*Available records*:
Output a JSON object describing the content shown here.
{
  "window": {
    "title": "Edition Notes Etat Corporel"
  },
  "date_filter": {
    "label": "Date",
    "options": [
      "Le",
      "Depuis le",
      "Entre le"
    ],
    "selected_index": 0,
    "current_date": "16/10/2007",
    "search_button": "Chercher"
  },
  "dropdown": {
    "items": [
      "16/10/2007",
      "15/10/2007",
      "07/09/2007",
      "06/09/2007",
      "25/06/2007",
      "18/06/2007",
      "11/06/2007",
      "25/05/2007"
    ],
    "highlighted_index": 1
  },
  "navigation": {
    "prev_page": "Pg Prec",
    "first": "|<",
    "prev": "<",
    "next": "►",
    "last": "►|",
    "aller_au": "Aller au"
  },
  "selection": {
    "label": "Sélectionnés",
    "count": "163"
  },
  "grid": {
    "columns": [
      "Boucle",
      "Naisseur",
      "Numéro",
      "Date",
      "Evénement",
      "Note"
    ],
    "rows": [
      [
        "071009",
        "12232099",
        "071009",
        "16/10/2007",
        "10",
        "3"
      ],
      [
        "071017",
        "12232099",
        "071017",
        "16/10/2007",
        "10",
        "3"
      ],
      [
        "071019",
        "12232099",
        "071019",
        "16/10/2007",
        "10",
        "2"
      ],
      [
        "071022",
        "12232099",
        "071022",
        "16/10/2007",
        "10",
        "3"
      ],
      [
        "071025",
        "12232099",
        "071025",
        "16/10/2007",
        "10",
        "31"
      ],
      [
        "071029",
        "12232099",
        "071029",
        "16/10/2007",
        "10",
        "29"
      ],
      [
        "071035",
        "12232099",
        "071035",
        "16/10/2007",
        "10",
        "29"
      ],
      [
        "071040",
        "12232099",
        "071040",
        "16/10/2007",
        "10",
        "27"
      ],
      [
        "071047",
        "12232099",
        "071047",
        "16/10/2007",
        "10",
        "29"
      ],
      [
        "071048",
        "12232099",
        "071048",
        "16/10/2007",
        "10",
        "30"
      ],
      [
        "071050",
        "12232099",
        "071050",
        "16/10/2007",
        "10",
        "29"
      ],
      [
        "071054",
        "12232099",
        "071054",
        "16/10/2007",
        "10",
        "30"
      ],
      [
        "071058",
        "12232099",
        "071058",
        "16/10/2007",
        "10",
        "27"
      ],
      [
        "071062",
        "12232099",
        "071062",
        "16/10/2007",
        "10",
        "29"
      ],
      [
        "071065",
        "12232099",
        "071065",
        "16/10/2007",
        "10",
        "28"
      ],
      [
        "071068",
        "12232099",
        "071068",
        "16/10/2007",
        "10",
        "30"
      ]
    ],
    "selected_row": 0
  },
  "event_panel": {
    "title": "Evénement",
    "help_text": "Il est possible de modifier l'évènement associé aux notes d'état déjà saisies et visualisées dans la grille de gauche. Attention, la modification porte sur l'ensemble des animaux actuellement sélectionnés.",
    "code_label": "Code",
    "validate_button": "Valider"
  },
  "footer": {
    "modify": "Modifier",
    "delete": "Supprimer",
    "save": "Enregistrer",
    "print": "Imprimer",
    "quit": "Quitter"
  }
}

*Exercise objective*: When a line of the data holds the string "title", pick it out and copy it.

*Exercise answer*:
    "title": "Edition Notes Etat Corporel"
    "title": "Evénement",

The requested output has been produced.